Find every line in the records below that contains "duration", and copy it.
**********
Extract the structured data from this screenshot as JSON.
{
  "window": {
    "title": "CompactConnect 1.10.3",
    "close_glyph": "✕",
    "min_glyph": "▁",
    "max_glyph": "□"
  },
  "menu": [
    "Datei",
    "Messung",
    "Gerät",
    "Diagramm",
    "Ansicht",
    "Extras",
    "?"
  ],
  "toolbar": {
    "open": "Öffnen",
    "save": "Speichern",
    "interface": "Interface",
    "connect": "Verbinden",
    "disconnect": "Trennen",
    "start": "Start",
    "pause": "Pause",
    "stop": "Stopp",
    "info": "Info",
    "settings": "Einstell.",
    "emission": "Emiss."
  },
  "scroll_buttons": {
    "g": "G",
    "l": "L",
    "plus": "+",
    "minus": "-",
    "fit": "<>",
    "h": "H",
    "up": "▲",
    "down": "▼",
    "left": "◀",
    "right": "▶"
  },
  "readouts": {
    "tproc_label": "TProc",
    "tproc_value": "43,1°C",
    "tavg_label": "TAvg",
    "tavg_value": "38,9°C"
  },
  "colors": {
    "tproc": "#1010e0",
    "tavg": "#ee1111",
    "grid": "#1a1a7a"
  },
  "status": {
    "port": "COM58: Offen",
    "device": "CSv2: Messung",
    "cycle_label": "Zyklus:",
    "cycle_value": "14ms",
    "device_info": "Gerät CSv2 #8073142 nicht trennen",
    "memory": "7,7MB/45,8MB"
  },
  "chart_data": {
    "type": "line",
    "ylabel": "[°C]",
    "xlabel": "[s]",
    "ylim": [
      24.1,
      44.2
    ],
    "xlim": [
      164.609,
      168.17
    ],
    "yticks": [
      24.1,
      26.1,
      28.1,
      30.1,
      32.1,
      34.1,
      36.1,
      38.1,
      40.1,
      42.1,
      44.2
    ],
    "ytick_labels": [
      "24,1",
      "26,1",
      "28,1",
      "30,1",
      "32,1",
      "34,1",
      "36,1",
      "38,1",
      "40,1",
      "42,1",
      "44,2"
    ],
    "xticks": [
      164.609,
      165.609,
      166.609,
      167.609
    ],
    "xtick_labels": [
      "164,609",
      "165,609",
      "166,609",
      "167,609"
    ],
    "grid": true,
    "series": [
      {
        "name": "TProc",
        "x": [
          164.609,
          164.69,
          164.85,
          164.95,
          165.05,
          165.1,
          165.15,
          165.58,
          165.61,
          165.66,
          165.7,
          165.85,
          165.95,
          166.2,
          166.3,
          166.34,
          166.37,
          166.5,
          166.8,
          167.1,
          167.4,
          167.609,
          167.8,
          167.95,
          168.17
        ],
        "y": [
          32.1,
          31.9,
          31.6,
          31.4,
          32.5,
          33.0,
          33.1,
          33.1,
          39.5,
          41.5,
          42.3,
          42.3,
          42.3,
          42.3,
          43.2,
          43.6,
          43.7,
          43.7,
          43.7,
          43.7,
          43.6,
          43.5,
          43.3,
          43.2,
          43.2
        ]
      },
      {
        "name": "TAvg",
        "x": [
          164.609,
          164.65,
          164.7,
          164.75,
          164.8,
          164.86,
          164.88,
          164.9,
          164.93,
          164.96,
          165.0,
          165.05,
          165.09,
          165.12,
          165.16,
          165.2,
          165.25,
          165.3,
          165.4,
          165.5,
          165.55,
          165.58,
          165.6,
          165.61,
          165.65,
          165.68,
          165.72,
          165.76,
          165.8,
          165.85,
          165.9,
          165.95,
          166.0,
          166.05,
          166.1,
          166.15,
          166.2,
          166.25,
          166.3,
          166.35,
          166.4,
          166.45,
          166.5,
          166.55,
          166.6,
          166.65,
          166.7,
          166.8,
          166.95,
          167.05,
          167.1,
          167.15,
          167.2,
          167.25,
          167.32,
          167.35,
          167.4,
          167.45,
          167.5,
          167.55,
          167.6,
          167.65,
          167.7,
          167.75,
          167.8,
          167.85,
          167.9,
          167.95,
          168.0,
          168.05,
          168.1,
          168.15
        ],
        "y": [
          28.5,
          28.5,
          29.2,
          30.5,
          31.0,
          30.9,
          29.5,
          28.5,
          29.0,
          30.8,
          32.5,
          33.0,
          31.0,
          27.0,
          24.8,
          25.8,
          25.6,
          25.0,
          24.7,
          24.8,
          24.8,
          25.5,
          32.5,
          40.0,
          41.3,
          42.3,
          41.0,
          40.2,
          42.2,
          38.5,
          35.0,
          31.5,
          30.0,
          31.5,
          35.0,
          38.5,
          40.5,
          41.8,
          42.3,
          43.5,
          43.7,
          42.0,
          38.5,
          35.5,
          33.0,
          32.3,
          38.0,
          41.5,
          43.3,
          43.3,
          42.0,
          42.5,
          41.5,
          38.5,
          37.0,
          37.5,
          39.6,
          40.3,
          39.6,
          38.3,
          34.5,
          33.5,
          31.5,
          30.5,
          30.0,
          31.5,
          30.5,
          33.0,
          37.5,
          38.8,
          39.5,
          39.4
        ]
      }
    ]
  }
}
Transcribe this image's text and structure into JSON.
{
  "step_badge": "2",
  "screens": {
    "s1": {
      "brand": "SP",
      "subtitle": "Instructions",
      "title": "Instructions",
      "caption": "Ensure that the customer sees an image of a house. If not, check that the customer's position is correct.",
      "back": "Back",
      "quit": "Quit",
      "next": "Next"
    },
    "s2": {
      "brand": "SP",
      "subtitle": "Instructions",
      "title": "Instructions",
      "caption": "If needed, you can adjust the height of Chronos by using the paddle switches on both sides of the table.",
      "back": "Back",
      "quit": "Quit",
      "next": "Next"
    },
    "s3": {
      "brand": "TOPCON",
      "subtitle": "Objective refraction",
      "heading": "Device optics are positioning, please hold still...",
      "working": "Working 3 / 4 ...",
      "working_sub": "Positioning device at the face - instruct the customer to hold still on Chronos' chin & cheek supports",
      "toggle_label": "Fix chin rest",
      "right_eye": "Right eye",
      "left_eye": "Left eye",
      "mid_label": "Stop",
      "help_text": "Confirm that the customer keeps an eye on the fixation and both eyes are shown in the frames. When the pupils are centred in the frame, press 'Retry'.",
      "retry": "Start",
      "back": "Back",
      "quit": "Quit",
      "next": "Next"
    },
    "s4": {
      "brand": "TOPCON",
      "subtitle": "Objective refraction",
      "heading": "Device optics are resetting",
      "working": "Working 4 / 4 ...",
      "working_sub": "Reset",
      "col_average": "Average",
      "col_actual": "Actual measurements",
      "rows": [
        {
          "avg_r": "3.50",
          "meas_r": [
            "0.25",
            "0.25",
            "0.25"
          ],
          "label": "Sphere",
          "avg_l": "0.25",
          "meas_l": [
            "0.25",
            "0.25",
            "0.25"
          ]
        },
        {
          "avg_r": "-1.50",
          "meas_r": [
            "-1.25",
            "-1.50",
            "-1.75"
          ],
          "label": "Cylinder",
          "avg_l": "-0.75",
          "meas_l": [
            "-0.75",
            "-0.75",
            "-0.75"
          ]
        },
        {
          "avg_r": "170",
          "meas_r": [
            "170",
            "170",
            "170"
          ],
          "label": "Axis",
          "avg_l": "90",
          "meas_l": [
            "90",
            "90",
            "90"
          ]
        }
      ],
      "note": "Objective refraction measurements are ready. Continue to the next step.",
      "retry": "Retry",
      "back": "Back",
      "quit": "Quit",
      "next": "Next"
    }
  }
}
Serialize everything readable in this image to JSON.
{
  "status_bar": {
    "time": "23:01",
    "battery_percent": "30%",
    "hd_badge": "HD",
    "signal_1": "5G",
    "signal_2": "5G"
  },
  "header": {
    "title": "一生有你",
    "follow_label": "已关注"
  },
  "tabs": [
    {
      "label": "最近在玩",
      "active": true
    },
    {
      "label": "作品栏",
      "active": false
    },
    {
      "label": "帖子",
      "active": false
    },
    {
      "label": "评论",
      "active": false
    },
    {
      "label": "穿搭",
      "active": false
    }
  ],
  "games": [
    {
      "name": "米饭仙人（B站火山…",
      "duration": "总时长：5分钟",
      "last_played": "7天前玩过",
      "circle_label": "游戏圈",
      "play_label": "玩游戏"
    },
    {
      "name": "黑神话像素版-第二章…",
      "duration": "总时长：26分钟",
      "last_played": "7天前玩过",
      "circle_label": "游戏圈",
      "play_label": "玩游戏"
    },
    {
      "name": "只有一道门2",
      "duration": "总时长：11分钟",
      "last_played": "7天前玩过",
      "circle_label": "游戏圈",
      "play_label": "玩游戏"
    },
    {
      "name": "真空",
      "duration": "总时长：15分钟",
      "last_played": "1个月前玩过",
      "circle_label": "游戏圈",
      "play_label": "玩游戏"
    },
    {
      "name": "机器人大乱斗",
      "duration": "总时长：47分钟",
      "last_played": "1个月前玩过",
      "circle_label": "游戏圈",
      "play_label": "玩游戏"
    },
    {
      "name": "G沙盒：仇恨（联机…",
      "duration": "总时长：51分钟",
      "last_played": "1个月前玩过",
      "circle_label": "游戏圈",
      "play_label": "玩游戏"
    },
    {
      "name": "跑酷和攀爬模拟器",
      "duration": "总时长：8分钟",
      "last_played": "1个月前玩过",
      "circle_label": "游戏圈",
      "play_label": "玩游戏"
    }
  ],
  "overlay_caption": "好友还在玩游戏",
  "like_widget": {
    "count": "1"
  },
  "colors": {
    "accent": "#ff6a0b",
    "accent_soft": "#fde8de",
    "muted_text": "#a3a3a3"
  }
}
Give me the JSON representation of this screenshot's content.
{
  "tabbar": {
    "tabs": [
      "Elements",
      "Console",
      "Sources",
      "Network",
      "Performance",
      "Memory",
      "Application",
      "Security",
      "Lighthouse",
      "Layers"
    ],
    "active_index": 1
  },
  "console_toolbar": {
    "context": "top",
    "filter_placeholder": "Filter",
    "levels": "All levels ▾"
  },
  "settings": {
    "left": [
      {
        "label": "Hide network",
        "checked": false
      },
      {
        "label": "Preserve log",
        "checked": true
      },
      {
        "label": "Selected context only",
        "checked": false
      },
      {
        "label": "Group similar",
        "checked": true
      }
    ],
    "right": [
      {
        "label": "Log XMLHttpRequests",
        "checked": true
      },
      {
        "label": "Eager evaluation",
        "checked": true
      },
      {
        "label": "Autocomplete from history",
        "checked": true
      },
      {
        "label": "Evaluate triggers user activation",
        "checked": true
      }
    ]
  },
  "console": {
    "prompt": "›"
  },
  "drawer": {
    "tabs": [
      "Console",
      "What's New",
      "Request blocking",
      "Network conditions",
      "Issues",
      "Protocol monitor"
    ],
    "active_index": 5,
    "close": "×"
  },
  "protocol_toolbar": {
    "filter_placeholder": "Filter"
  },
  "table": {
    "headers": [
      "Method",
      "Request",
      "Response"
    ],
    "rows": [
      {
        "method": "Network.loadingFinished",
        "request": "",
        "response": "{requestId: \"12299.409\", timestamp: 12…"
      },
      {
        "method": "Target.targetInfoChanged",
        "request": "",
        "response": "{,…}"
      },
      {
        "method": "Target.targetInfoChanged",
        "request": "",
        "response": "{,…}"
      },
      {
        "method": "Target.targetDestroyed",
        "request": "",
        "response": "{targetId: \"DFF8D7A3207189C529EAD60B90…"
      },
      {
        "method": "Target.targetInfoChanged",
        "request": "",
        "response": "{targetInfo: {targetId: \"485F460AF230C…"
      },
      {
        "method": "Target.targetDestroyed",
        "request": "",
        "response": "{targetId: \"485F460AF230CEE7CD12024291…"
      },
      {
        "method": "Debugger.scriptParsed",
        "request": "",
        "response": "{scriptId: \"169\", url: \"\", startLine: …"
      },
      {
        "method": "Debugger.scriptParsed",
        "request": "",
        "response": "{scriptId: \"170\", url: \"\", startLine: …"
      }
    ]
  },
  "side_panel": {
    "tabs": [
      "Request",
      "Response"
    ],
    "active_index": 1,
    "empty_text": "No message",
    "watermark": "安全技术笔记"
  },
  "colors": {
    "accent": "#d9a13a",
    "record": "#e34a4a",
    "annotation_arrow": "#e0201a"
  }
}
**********
* **Problem solution**
      "duration": "总时长：5分钟",
      "duration": "总时长：26分钟",
      "duration": "总时长：11分钟",
      "duration": "总时长：15分钟",
      "duration": "总时长：47分钟",
      "duration": "总时长：51分钟",
      "duration": "总时长：8分钟",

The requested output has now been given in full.